The art works are in transit across the borderland as are the border’s people. Now on display at the Downstairs Gallery at the South Texas College Library, “Borderígena” consists of large mixed media works, small acrylic paintings, and prints.

De La Rosa, associate professor of art at Texas A& M University – Kingsville, perceives the borderland as a rich and fascinating place even though he grew up thinking that the Rio Grande Valley was demonized.

“They told me there’s violence out there,” exclaimed De La Rosa, “and for me there was some of that, but there was also the opposite”.

“Valluko” (Rio Grande Valley) is from a portfolio called “Healers, Saints, and the Demonized” and features a God-like figure directing us to a border map showing the RGV. It is an introduction to the visual travelogue that is De La Rosa’s borderland world. As one enters the Valley through this print, there are the iconic palm trees with the Topo Chico logo floating in a corner (For several decades, purchases of Topo Chico mineral water from Monterrey were limited to the Mexico border region; now international, it greets him on this side and represents coming home). The small group of prints features social commentaries.

A regular traveler throughout South Texas and Tamaulipas, De La Rosa’s works convey a sense of the ongoing movement and feeling of the area; the Rio Grande is an inspirational focal point. Although he works with flat images in his prints, the large mixed media abstractions consist of layers of paint, vellum, and pieces of torn prints, suggesting the debris of an archaeological dig. His physical materials synthesize with obscured knowledge partially hidden above and below the landscape.

About his abstract direction, De La Rosa posited, “I think everything is abstract. There’s just the spectrum of where you want to be.”

His expressions break from the expected landscape representation just short of leaving altogether. Perceptions of the border landscape become odes to its character as in “Talley: Countdown to Stardust” where the land-sky division could be seen as abstract, or not. Farming and violence, art, the movement of people, and maybe the weather, are noted.

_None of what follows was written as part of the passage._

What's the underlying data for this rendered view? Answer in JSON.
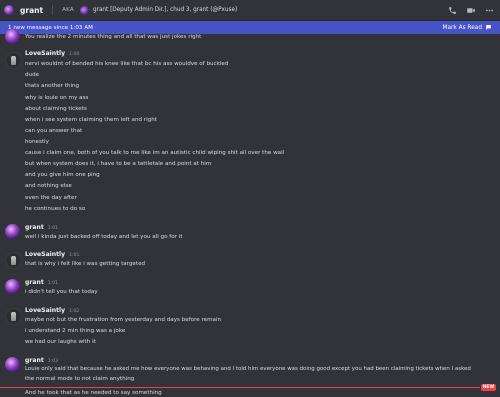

“Shared Space” presents a recurring theme. His use of crowded incongruent images within the work become different lives tightly existing within spatial boundaries. He considers different art media to be different languages of art, and here they symbolize the variety along the border. Shapes become meaningful words. The rosette pattern of the jaguar, a boundarycrosser, becomes a visual word for people in transit.

The small acrylic paintings are travel memories and impressions. Depicting the ever-changing landscape as it exists empirically and mentally, De La Rosa compresses its changes into single visual moments.

This exhibit serves as a rich selection from the artist’s work, and if you missed seeing his shows in Harlingen and Brownsville, this is an excellent chance to catch up.

Nancy Moyer, Professor Emerita of Art, UTRGV, is an art critic for The Monitor. She may be reached at